-------- Information given --------

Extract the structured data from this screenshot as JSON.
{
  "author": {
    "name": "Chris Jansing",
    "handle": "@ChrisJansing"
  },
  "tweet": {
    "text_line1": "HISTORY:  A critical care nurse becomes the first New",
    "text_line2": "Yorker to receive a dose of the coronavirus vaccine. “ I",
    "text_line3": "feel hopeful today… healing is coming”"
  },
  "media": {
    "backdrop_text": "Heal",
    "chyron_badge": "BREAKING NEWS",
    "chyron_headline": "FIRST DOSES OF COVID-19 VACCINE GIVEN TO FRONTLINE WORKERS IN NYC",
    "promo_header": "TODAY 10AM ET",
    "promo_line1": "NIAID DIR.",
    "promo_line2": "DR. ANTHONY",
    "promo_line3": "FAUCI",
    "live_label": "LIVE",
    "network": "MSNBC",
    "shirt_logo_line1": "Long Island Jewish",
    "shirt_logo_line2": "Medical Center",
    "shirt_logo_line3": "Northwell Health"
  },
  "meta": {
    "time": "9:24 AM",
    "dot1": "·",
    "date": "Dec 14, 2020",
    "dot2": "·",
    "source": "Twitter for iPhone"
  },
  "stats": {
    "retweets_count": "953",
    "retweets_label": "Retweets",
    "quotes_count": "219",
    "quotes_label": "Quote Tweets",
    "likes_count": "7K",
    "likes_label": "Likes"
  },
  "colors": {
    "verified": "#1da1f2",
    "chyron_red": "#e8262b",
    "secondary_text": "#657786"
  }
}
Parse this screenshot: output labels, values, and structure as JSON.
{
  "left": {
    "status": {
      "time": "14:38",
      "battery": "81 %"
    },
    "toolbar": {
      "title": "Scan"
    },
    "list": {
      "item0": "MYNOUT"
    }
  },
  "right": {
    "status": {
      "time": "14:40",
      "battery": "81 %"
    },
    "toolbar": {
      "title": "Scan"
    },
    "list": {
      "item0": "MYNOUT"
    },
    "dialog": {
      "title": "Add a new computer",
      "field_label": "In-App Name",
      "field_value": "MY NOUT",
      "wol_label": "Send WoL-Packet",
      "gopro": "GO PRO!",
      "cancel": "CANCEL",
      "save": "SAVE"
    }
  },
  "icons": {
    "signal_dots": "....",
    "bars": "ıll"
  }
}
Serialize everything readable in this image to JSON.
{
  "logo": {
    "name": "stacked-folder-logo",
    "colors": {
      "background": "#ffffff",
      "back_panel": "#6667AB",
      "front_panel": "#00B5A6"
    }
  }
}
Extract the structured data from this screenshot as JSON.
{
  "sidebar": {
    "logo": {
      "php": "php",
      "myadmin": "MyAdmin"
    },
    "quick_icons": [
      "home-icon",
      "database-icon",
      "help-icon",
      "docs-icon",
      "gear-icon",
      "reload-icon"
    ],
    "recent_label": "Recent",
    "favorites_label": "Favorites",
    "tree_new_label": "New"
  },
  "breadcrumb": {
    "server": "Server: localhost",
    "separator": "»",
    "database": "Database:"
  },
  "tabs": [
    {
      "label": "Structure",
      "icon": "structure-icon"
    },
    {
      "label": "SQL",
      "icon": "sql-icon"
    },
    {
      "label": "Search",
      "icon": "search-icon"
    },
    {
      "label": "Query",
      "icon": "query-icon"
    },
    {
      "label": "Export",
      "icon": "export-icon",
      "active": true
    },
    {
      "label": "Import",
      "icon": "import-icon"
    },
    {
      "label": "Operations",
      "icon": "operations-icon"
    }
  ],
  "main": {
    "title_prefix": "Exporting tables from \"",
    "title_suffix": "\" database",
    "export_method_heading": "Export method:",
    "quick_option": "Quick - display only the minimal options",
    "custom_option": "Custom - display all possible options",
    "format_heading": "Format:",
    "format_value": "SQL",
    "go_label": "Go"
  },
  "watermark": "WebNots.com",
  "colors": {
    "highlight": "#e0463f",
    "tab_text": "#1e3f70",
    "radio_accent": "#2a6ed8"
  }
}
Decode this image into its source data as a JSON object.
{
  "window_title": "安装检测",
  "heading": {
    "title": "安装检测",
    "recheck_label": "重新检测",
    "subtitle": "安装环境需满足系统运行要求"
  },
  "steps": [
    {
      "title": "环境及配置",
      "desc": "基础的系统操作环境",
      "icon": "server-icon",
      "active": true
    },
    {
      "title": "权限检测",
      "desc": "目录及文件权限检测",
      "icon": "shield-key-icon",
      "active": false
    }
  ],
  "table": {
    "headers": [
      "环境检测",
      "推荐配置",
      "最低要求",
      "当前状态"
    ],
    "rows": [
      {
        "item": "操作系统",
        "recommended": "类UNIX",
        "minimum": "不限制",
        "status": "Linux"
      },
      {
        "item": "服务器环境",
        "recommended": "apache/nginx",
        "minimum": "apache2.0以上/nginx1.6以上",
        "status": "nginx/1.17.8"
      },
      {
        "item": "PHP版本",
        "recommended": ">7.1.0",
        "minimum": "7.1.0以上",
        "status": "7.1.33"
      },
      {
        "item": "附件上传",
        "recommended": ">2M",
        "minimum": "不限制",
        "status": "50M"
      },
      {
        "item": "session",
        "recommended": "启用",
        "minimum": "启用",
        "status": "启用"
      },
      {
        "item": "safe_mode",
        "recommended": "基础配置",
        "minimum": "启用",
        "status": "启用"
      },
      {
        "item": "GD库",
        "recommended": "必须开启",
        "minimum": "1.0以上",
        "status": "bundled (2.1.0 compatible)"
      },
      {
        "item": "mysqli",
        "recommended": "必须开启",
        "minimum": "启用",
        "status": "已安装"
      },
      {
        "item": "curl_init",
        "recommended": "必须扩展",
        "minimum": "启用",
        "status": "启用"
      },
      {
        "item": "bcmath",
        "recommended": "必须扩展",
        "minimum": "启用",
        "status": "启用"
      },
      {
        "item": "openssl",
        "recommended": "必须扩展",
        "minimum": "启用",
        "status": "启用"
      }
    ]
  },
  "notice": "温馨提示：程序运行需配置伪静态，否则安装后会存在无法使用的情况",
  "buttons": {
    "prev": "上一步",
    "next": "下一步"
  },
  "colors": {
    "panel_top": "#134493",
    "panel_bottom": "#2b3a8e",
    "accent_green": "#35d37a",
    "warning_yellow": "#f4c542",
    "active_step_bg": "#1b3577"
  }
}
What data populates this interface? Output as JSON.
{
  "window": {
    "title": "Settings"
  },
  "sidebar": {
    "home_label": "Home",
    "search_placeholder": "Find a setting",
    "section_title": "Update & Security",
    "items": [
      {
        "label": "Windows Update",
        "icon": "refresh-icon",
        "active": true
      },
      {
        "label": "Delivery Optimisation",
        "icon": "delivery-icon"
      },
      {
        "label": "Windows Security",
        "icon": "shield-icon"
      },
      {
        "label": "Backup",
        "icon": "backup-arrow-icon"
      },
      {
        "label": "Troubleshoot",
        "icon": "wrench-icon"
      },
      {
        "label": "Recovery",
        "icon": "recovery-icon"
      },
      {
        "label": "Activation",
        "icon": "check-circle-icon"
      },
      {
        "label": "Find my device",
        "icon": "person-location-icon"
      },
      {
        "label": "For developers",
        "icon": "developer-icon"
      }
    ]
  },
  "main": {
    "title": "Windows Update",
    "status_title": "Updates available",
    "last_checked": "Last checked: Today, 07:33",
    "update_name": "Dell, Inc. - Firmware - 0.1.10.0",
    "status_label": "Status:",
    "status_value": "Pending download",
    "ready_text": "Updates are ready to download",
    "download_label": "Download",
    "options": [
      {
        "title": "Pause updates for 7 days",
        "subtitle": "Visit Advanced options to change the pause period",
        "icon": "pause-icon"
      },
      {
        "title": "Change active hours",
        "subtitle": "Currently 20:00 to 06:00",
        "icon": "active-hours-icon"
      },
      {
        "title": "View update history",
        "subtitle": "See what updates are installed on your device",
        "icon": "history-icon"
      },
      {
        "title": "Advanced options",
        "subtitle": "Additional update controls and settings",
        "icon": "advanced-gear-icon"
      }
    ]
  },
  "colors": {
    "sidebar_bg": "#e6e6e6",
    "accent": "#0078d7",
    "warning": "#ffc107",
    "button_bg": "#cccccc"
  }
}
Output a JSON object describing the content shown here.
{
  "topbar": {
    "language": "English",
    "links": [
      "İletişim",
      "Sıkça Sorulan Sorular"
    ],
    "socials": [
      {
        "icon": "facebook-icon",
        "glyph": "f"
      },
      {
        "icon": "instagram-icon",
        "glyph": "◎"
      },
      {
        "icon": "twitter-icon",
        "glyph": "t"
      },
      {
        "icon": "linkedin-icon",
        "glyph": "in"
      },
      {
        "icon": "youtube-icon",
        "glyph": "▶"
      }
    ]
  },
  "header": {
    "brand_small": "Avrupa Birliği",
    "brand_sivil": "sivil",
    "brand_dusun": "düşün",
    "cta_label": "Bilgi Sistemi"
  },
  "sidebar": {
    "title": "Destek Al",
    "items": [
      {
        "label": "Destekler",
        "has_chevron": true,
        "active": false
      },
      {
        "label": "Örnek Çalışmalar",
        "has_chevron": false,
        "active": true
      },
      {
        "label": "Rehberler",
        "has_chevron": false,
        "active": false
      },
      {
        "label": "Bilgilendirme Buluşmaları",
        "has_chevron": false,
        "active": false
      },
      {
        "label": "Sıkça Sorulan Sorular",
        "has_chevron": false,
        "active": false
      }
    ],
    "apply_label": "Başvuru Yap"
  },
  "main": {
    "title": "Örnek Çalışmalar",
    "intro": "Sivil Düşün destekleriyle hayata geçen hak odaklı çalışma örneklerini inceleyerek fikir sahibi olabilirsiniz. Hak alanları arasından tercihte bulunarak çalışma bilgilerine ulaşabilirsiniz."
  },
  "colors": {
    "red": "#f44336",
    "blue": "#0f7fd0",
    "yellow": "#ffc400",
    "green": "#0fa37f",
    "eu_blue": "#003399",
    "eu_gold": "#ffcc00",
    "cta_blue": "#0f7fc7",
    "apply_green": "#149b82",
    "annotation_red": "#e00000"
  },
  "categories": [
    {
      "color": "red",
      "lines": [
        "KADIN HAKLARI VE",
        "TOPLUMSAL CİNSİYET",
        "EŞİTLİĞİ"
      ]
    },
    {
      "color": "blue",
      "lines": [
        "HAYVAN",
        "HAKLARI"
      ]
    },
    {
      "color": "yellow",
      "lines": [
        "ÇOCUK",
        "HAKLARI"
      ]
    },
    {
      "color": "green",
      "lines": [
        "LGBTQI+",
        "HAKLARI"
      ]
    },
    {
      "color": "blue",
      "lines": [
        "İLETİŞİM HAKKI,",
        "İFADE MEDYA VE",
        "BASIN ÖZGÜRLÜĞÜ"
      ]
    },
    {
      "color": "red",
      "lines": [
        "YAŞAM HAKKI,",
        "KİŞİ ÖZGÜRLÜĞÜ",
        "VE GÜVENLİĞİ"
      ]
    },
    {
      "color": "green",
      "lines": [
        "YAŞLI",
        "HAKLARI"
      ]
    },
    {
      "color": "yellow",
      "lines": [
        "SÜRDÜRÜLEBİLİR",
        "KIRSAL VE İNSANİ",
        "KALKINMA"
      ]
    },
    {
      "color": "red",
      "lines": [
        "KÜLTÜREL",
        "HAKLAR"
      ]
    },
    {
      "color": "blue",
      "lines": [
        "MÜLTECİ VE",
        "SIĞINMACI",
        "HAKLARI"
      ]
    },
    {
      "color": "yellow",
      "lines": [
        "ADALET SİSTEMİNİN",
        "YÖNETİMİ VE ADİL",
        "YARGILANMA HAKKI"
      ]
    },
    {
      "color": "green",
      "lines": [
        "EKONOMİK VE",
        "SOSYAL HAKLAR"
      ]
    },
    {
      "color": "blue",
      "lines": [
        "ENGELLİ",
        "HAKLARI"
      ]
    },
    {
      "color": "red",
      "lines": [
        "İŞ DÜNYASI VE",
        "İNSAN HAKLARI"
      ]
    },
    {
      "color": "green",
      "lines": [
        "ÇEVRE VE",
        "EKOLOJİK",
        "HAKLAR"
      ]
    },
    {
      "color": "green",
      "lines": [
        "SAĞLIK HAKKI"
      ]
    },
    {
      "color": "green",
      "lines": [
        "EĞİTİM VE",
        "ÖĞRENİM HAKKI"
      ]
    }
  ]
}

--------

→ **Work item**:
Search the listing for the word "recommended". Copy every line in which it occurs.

→ **Exercise output**:
        "recommended": "类UNIX",
        "recommended": "apache/nginx",
        "recommended": ">7.1.0",
        "recommended": ">2M",
        "recommended": "启用",
        "recommended": "基础配置",
        "recommended": "必须开启",
        "recommended": "必须开启",
        "recommended": "必须扩展",
        "recommended": "必须扩展",
        "recommended": "必须扩展",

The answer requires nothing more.